ISS Orbit (as of this morning, 3:29am EST [= epoch]):
Mean altitude — 357.0 km
Apogee height — 362.2 km
Perigee height — 351.7 km
Period — 91.68 min.
Inclination (to Equator) — 51.64 deg
Eccentricity — 0.0007818
Solar Beta Angle — -21.5 deg (magnitude increasing)
Orbits per 24-hr. day — 15.71
Mean altitude loss in the last 24 hours — 79 m
Revolutions since FGB/Zarya launch (Nov. 98) — 58411

Significant Events Ahead (all dates Eastern Time, some changes possible!):
02/09/09 — Progress M-01M/31P undocking & deorbit
02/10/09 — Progress 32P launch
02/12/09 — STS-119/Discovery/15A launch – S6 truss segment (7:32am EST)
02/13/09 — Progress 32P docking (2:20am EST); [crew wake: 10:30pm on 2/12]
02/14/09 — STS-119/Discovery/15A docking (3:57am EST)
02/23/09 — STS-119/Discovery/15A undocking (9:30pm EST)
02/26/09 — STS-119/Discovery/15A landing (KSC, 1:50am EST)
03/25/09 — Soyuz TMA-14/18S launch
03/27/09 — Soyuz TMA-14/18S docking (DC1)
04/05/09 — Soyuz TMA-13/17S undocking
04/07/09 — Progress 32P undocking & deorbit
05/12/09 — STS-125/Atlantis Hubble Space Telescope Service Mission 4 (SM4)
05/15/09 — STS-127/Endeavour/2J/A launch – JEM EF, ELM-ES, ICC-VLD

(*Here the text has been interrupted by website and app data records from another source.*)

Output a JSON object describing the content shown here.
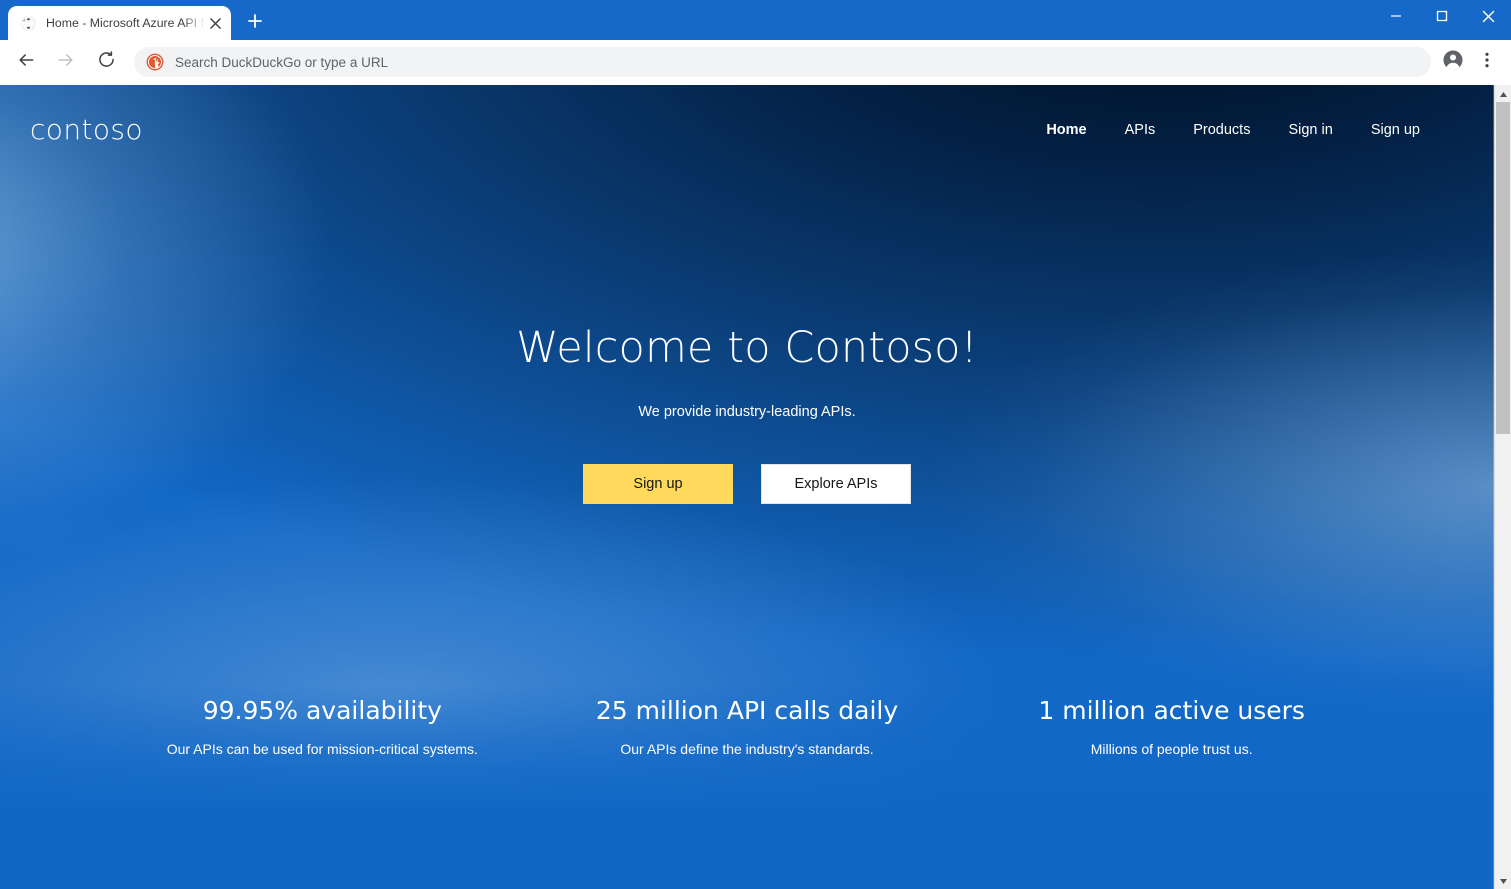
{
  "browser": {
    "tab": {
      "title": "Home - Microsoft Azure API Man",
      "favicon_icon": "globe-icon",
      "close_icon": "close-icon"
    },
    "new_tab_icon": "plus-icon",
    "window_controls": {
      "minimize_icon": "minimize-icon",
      "maximize_icon": "maximize-icon",
      "close_icon": "close-icon"
    },
    "toolbar": {
      "back_icon": "back-arrow-icon",
      "forward_icon": "forward-arrow-icon",
      "reload_icon": "reload-icon",
      "profile_icon": "account-avatar-icon",
      "menu_icon": "three-dot-menu-icon"
    },
    "omnibox": {
      "search_engine_icon": "duckduckgo-icon",
      "value": "",
      "placeholder": "Search DuckDuckGo or type a URL"
    },
    "scrollbar": {
      "up_arrow_icon": "scroll-up-arrow-icon",
      "down_arrow_icon": "scroll-down-arrow-icon",
      "thumb_position": "top"
    },
    "colors": {
      "chrome_blue": "#1668c9",
      "toolbar_white": "#ffffff",
      "omnibox_grey": "#f1f3f4"
    }
  },
  "site": {
    "brand": "contoso",
    "nav": [
      {
        "label": "Home",
        "active": true
      },
      {
        "label": "APIs",
        "active": false
      },
      {
        "label": "Products",
        "active": false
      },
      {
        "label": "Sign in",
        "active": false
      },
      {
        "label": "Sign up",
        "active": false
      }
    ],
    "hero": {
      "title": "Welcome to Contoso!",
      "subtitle": "We provide industry-leading APIs.",
      "primary_button": "Sign up",
      "secondary_button": "Explore APIs"
    },
    "stats": [
      {
        "value": "99.95% availability",
        "description": "Our APIs can be used for mission-critical systems."
      },
      {
        "value": "25 million API calls daily",
        "description": "Our APIs define the industry's standards."
      },
      {
        "value": "1 million active users",
        "description": "Millions of people trust us."
      }
    ],
    "colors": {
      "accent_yellow": "#ffd95b",
      "hero_blue": "#1268c6",
      "hero_navy": "#001020",
      "text_white": "#ffffff"
    }
  }
}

05/27/09 — Soyuz TMA-15/19S launch
Six-person crew on ISS
08/06/09 — STS-128/Discovery/17A – MPLM (P), LMC, last crew rotation
08/XX/09 — Soyuz 5R/MRM2 (Russian Mini Research Module, MIM2) on Soyuz
09/XX/09 — H-IIB (JAXA HTV-1)
11/12/09 — STS-129/Atlantis/ULF3 – ELC1, ELC2
12/10/09 — STS-130/Endeavour/20A – Node-3 + Cupola
02/11/10 — STS-131/Atlantis/19A – MPLM(P), LMC
04/08/10 — STS-132/Discovery/ULF4 – ICC-VLD, MRM1
05/31/10 — STS-133/Endeavour/ULF5 – ELC3, ELC4
12/XX/11– Proton 3R/MLM w/ERA.

SpaceRef staff editor.